Still speaking about design I can attest that whether you like the styling or not, Zalman hasn’t skimped on quality. The mouse feels sturdy enough and the buttons, especially the forwards and back buttons under the thumb on the side, have a nice click action to them. Likewise the position of the mouse wheel under the thumb is actually something I could get used to, as I find flexing my thumb to scroll down the TrustedReviews homepage more comfortably than using my index finger – but maybe I’m just weird.
More fundamentally, though I should point out that having used various ‘real’ guns, including air rifles and pistols, a couple of .22 rifles and a Cadet GP, I can confidently attest that the grip on the Zalman FPSGUN is not at all like any real weapon I know of. For a start the Zalman has a slight but noticeable tilt to the left which I expect does make long term use more comfortable but feels, for want of a better word, wrong. Being objective, I expect I’m in a minority of FPS gamers (in the UK at least) in that I have actually fired a gun not made entirely of pixels, so my complaint is probably not going to be reciprocated by many.
A problem that was common to pretty much everyone who used the FPSGUN was that there doesn’t appear to be anywhere to put ones little finger. What this means is that you’re either cramping your hand slightly or leaving your finger dragging across the mouse mat. In addition, if you do have your entire hand on the mouse itself, you have no contact with the surface it’s sitting on – those gamers who like keeping their palm in contact to help with tracking won’t be pleased with this.
Overall the design of the FPSGUN is probably going to be satisfactory for what I see as its target audience: mid-teenage FPS gamers. Notably their hands will actually fit the grip, which was too small for all of us in the office to use comfortably, and as they probably don’t get out enough even those living in London aren’t going to have held a real gun (at least I hope not) and thus find themselves annoyed by how unlike one Zalman’s imitation feels to use.
When it comes to actually using the mouse things become a bit more interesting and the phrase ‘mixed bag’ definitely comes to mind. Aside from those of you who spend more time on MSN and in chat-rooms than is healthy a large proportion of the time spent at a computer is probably spent wielding a mouse of some description. It’s therefore important to get a mouse that feels comfortable for desktop use.

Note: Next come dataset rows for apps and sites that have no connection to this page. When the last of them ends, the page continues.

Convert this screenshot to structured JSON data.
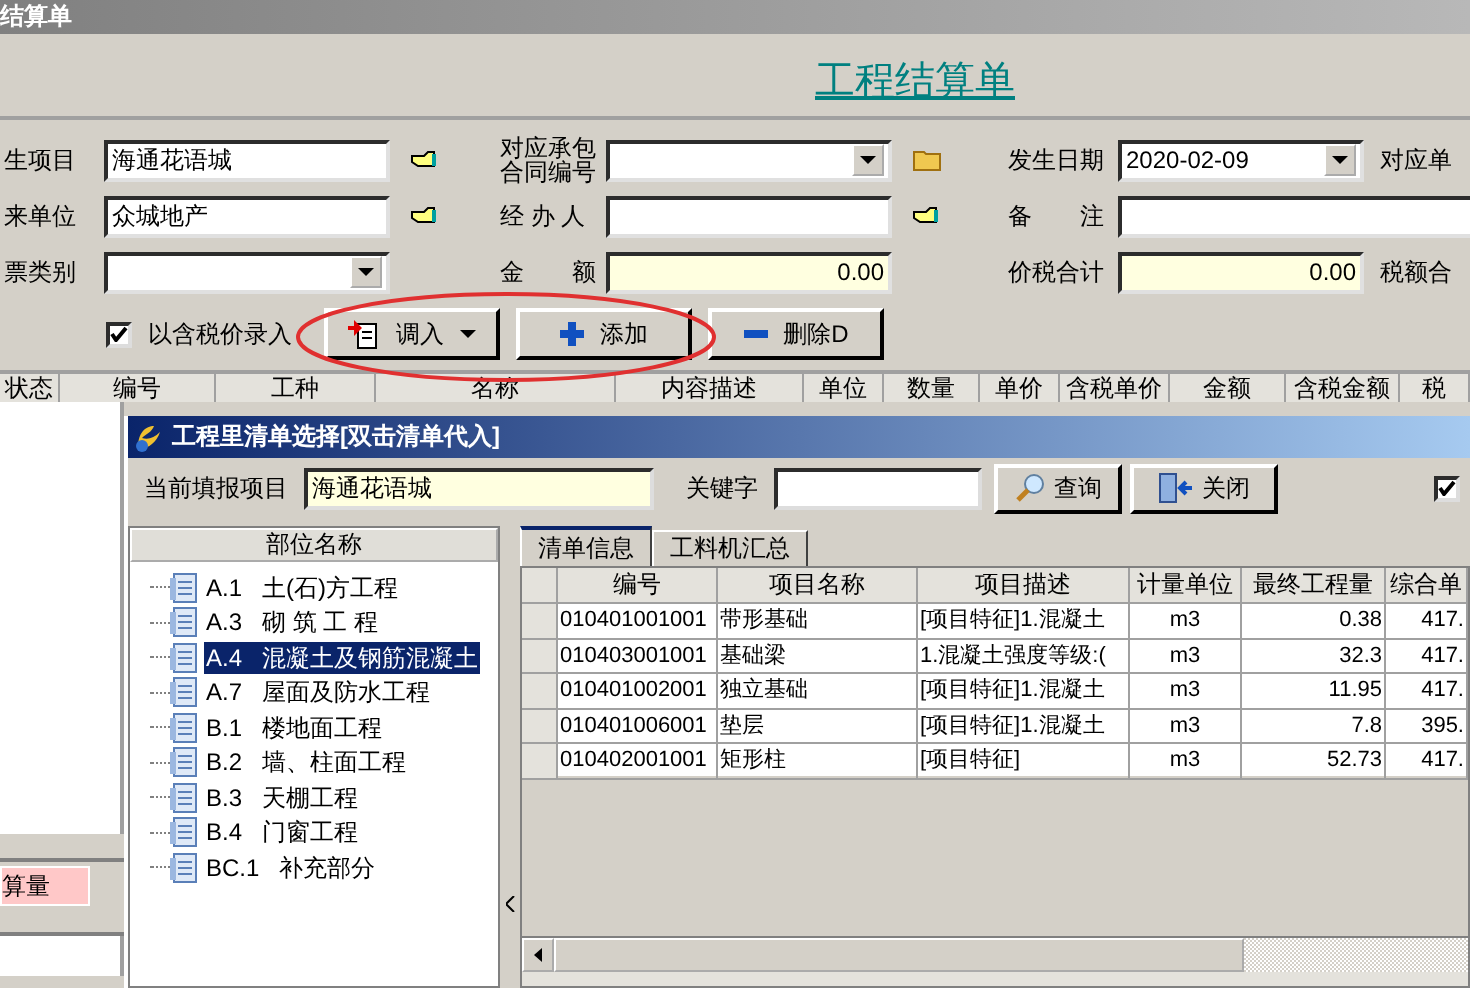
{
  "window": {
    "title": "结算单"
  },
  "form": {
    "heading": "工程结算单",
    "rows": [
      {
        "cells": [
          {
            "kind": "label",
            "text": "生项目"
          },
          {
            "kind": "text",
            "value": "海通花语城"
          },
          {
            "kind": "hand"
          },
          {
            "kind": "label",
            "text": "对应承包合同编号"
          },
          {
            "kind": "combo"
          },
          {
            "kind": "folder"
          },
          {
            "kind": "label",
            "text": "发生日期"
          },
          {
            "kind": "combo",
            "value": "2020-02-09"
          },
          {
            "kind": "edge-label",
            "text": "对应单"
          }
        ]
      },
      {
        "cells": [
          {
            "kind": "label",
            "text": "来单位"
          },
          {
            "kind": "text",
            "value": "众城地产"
          },
          {
            "kind": "hand"
          },
          {
            "kind": "label",
            "text": "经 办 人"
          },
          {
            "kind": "text"
          },
          {
            "kind": "hand"
          },
          {
            "kind": "label",
            "text": "备　　注"
          },
          {
            "kind": "wide"
          },
          null
        ]
      },
      {
        "cells": [
          {
            "kind": "label",
            "text": "票类别"
          },
          {
            "kind": "combo"
          },
          null,
          {
            "kind": "label",
            "text": "金　　额"
          },
          {
            "kind": "amount",
            "value": "0.00"
          },
          null,
          {
            "kind": "label",
            "text": "价税合计"
          },
          {
            "kind": "amount",
            "value": "0.00"
          },
          {
            "kind": "edge-label",
            "text": "税额合"
          }
        ]
      }
    ],
    "tax_checkbox": {
      "label": "以含税价录入",
      "checked": true
    },
    "buttons": [
      {
        "label": "调入"
      },
      {
        "label": "添加"
      },
      {
        "label": "删除D"
      }
    ]
  },
  "table": {
    "columns": [
      "状态",
      "编号",
      "工种",
      "名称",
      "内容描述",
      "单位",
      "数量",
      "单价",
      "含税单价",
      "金额",
      "含税金额",
      "税"
    ]
  },
  "side_panel": {
    "tag": "算量"
  },
  "dialog": {
    "title": "工程里清单选择[双击清单代入]",
    "project_label": "当前填报项目",
    "project_value": "海通花语城",
    "keyword_label": "关键字",
    "search_button": "查询",
    "close_button": "关闭",
    "option_checked": true,
    "tree": {
      "header": "部位名称",
      "items": [
        {
          "code": "A.1",
          "name": "土(石)方工程",
          "selected": false
        },
        {
          "code": "A.3",
          "name": "砌 筑 工 程",
          "selected": false
        },
        {
          "code": "A.4",
          "name": "混凝土及钢筋混凝土",
          "selected": true
        },
        {
          "code": "A.7",
          "name": "屋面及防水工程",
          "selected": false
        },
        {
          "code": "B.1",
          "name": "楼地面工程",
          "selected": false
        },
        {
          "code": "B.2",
          "name": "墙、柱面工程",
          "selected": false
        },
        {
          "code": "B.3",
          "name": "天棚工程",
          "selected": false
        },
        {
          "code": "B.4",
          "name": "门窗工程",
          "selected": false
        },
        {
          "code": "BC.1",
          "name": "补充部分",
          "selected": false
        }
      ]
    },
    "tabs": [
      {
        "label": "清单信息",
        "selected": true
      },
      {
        "label": "工料机汇总",
        "selected": false
      }
    ],
    "grid": {
      "columns": [
        "编号",
        "项目名称",
        "项目描述",
        "计量单位",
        "最终工程量",
        "综合单"
      ],
      "rows": [
        [
          "010401001001",
          "带形基础",
          "[项目特征]1.混凝土",
          "m3",
          "0.38",
          "417."
        ],
        [
          "010403001001",
          "基础梁",
          "1.混凝土强度等级:(",
          "m3",
          "32.3",
          "417."
        ],
        [
          "010401002001",
          "独立基础",
          "[项目特征]1.混凝土",
          "m3",
          "11.95",
          "417."
        ],
        [
          "010401006001",
          "垫层",
          "[项目特征]1.混凝土",
          "m3",
          "7.8",
          "395."
        ],
        [
          "010402001001",
          "矩形柱",
          "[项目特征]",
          "m3",
          "52.73",
          "417."
        ]
      ]
    }
  }
}
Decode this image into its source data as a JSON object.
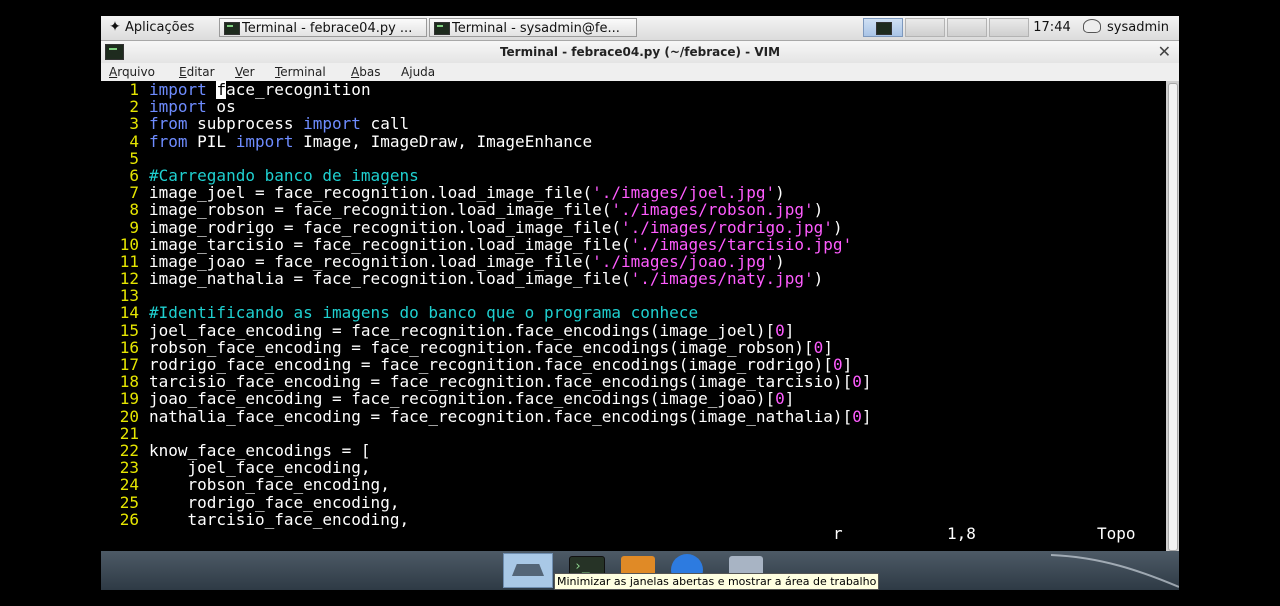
{
  "top_panel": {
    "apps_label": "Aplicações",
    "tasks": [
      {
        "label": "Terminal - febrace04.py ..."
      },
      {
        "label": "Terminal - sysadmin@fe..."
      }
    ],
    "clock": "17:44",
    "user": "sysadmin"
  },
  "window": {
    "title": "Terminal - febrace04.py (~/febrace) - VIM",
    "close_glyph": "✕",
    "menu": [
      "Arquivo",
      "Editar",
      "Ver",
      "Terminal",
      "Abas",
      "Ajuda"
    ]
  },
  "editor": {
    "lines": [
      [
        {
          "t": "import",
          "c": "kw"
        },
        {
          "t": " "
        },
        {
          "t": "f",
          "c": "cur"
        },
        {
          "t": "ace_recognition"
        }
      ],
      [
        {
          "t": "import",
          "c": "kw"
        },
        {
          "t": " os"
        }
      ],
      [
        {
          "t": "from",
          "c": "kw"
        },
        {
          "t": " subprocess "
        },
        {
          "t": "import",
          "c": "kw"
        },
        {
          "t": " call"
        }
      ],
      [
        {
          "t": "from",
          "c": "kw"
        },
        {
          "t": " PIL "
        },
        {
          "t": "import",
          "c": "kw"
        },
        {
          "t": " Image, ImageDraw, ImageEnhance"
        }
      ],
      [],
      [
        {
          "t": "#Carregando banco de imagens",
          "c": "cm"
        }
      ],
      [
        {
          "t": "image_joel = face_recognition.load_image_file("
        },
        {
          "t": "'./images/joel.jpg'",
          "c": "str"
        },
        {
          "t": ")"
        }
      ],
      [
        {
          "t": "image_robson = face_recognition.load_image_file("
        },
        {
          "t": "'./images/robson.jpg'",
          "c": "str"
        },
        {
          "t": ")"
        }
      ],
      [
        {
          "t": "image_rodrigo = face_recognition.load_image_file("
        },
        {
          "t": "'./images/rodrigo.jpg'",
          "c": "str"
        },
        {
          "t": ")"
        }
      ],
      [
        {
          "t": "image_tarcisio = face_recognition.load_image_file("
        },
        {
          "t": "'./images/tarcisio.jpg'",
          "c": "str"
        }
      ],
      [
        {
          "t": "image_joao = face_recognition.load_image_file("
        },
        {
          "t": "'./images/joao.jpg'",
          "c": "str"
        },
        {
          "t": ")"
        }
      ],
      [
        {
          "t": "image_nathalia = face_recognition.load_image_file("
        },
        {
          "t": "'./images/naty.jpg'",
          "c": "str"
        },
        {
          "t": ")"
        }
      ],
      [],
      [
        {
          "t": "#Identificando as imagens do banco que o programa conhece",
          "c": "cm"
        }
      ],
      [
        {
          "t": "joel_face_encoding = face_recognition.face_encodings(image_joel)["
        },
        {
          "t": "0",
          "c": "num"
        },
        {
          "t": "]"
        }
      ],
      [
        {
          "t": "robson_face_encoding = face_recognition.face_encodings(image_robson)["
        },
        {
          "t": "0",
          "c": "num"
        },
        {
          "t": "]"
        }
      ],
      [
        {
          "t": "rodrigo_face_encoding = face_recognition.face_encodings(image_rodrigo)["
        },
        {
          "t": "0",
          "c": "num"
        },
        {
          "t": "]"
        }
      ],
      [
        {
          "t": "tarcisio_face_encoding = face_recognition.face_encodings(image_tarcisio)["
        },
        {
          "t": "0",
          "c": "num"
        },
        {
          "t": "]"
        }
      ],
      [
        {
          "t": "joao_face_encoding = face_recognition.face_encodings(image_joao)["
        },
        {
          "t": "0",
          "c": "num"
        },
        {
          "t": "]"
        }
      ],
      [
        {
          "t": "nathalia_face_encoding = face_recognition.face_encodings(image_nathalia)["
        },
        {
          "t": "0",
          "c": "num"
        },
        {
          "t": "]"
        }
      ],
      [],
      [
        {
          "t": "know_face_encodings = ["
        }
      ],
      [
        {
          "t": "    joel_face_encoding,"
        }
      ],
      [
        {
          "t": "    robson_face_encoding,"
        }
      ],
      [
        {
          "t": "    rodrigo_face_encoding,"
        }
      ],
      [
        {
          "t": "    tarcisio_face_encoding,"
        }
      ]
    ],
    "status": {
      "mode": "r",
      "position": "1,8",
      "scroll": "Topo"
    }
  },
  "dock": {
    "tooltip": "Minimizar as janelas abertas e mostrar a área de trabalho"
  },
  "colors": {
    "keyword": "#6e8cff",
    "comment": "#1fd0d0",
    "string": "#ff5cff",
    "line_number": "#e5e500"
  },
  "icons": {
    "apps": "apps-menu-icon",
    "terminal": "terminal-icon",
    "user": "user-icon",
    "show_desktop": "show-desktop-icon"
  }
}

Alas, the Zalman FPSGUN is not such a device. Now, before I lambast it for this I will re-emphasise that it is of course a gaming mouse and thus judging it for desktop use could be considered unfair, but I would also then have to point out that every other gaming mouse we’ve tested has been equally good for day-to-day use.
Trying to use the FPSGUN in Paint Shop Pro X2, for example, proved a near impossible task and trying to navigate TrustedReviews’ admin engine proved more taxing than I could handle, so out came my regular old Razer Copperhead – my gaming mouse of choice when at home (because obviously I don’t game at work being the ethical sort I am). Anyway, there’s my proviso, don’t expect to be able to use this mouse outside of games because you will clearly be driven mad. That said; it’s on to the FPSGUN’s more natural territory.